All hope may not be lost for Biden’s Democrats, though, as the races for the House are currently estimated to be significantly closer than for the Senate. In two California districts (CA-27 and CA-22), Democratic candidates appear to have a chance to defeat the Republican incumbents.

A rather unique case is Alaska’s At-Large District where Democrats are currently predicted to have a 51% chance of winning. Incumbent Mary Peltola (D) was only elected for the seat in a special election in August. At the time, it was a reason to celebrate for the party as Peltola became the first Democrat to win the House seat in the state since 1972. Now, though, the race is tightening again. Peltola’s advantage may be that she is the only Democrat on the ranked choice voting ballot while Republicans have two candidates, Sarah Palin and Nick Begich, competing for the same seat.


What Is the American Public Voting For?


After the 2020 election, 67% of voters said “being excited to vote against Trump” was a major reason for the results. Only 27% said a major reason was that “Biden ran a better campaign than Trump”. With Biden instead of Trump as the incumbent president during the midterms, this could be bad news for the Democrats.

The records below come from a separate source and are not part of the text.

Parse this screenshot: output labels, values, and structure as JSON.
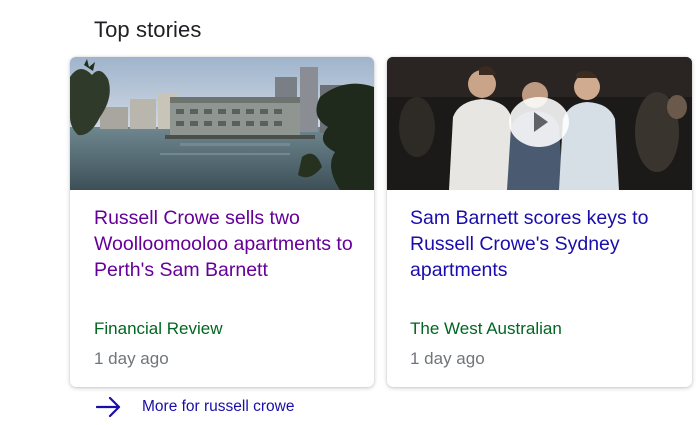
{
  "section": {
    "title": "Top stories"
  },
  "stories": [
    {
      "headline": "Russell Crowe sells two Woolloomooloo apartments to Perth's Sam Barnett",
      "source": "Financial Review",
      "time": "1 day ago",
      "visited": true
    },
    {
      "headline": "Sam Barnett scores keys to Russell Crowe's Sydney apartments",
      "source": "The West Australian",
      "time": "1 day ago",
      "has_video": true
    }
  ],
  "more": {
    "label": "More for russell crowe",
    "icon": "arrow-right-icon"
  },
  "colors": {
    "visited_link": "#660099",
    "link": "#1a0dab",
    "source": "#006621",
    "time": "#70757a"
  }
}
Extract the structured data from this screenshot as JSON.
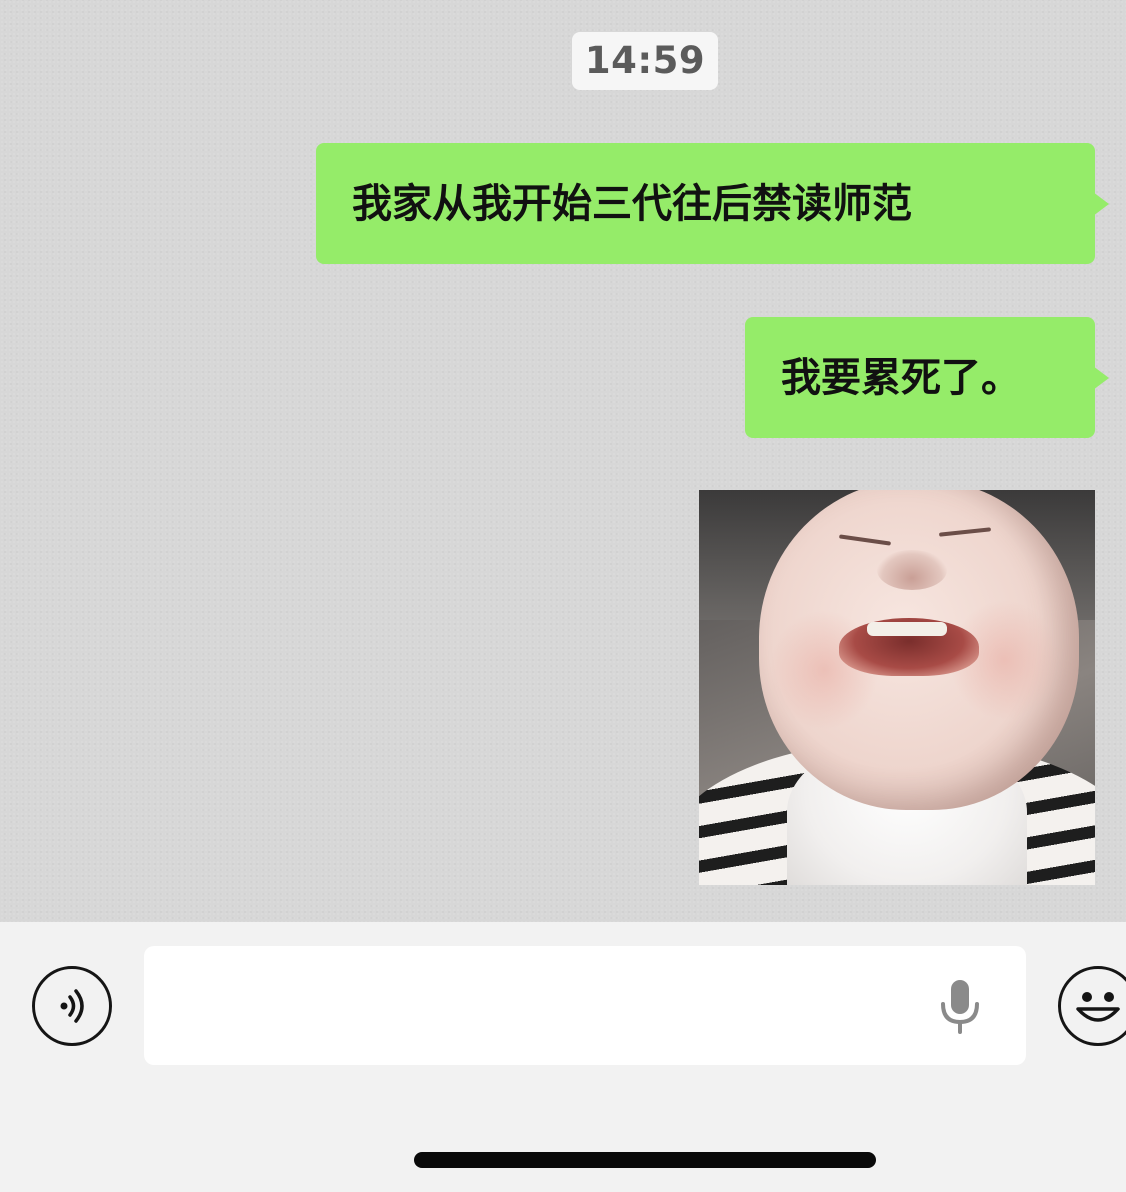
{
  "chat": {
    "timestamp": "14:59",
    "messages": [
      {
        "type": "text",
        "side": "right",
        "text": "我家从我开始三代往后禁读师范"
      },
      {
        "type": "text",
        "side": "right",
        "text": "我要累死了。"
      },
      {
        "type": "image",
        "side": "right",
        "icon": "crying-baby-sticker"
      }
    ]
  },
  "input_bar": {
    "voice_icon": "voice-mode-icon",
    "text_value": "",
    "text_placeholder": "",
    "mic_icon": "microphone-icon",
    "emoji_icon": "emoji-icon"
  },
  "colors": {
    "chat_background": "#d7d7d7",
    "sent_bubble": "#95ec69",
    "input_bar_background": "#f2f2f2",
    "timestamp_background": "#f6f6f6"
  }
}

However, a recent survey found that voters are increasingly less likely to say Biden is a factor in their vote this year.

Still, Biden’s negative approval ratings should not be dismissed. In the same survey, disapproval of Biden’s performance as president was found to be linked to being more likely to vote for a Republican candidate in the midterms. In August, the top voting issues for Democrats were health care, abortion and gun policy. These are all topics that were part of Biden’s campaign platform in 2020.

They are also the very topics Republicans and Democrats are most likely to disagree on and Republican lawmakers on Capitol Hill would be very likely to block any related proposals by the Biden Administration if they gained control of either of the chambers. Losing control of the House or Senate could thus have significant repercussions for Democrats going into 2024 that would extend far beyond Biden’s negative approval ratings.

Author Biography


Caroline Leicht is a PhD student in Politics at the University of Southampton and the current Communications Officer of the PSA Early Career Network. She previously covered the 2020 US Presidential Election as a journalist in Germany.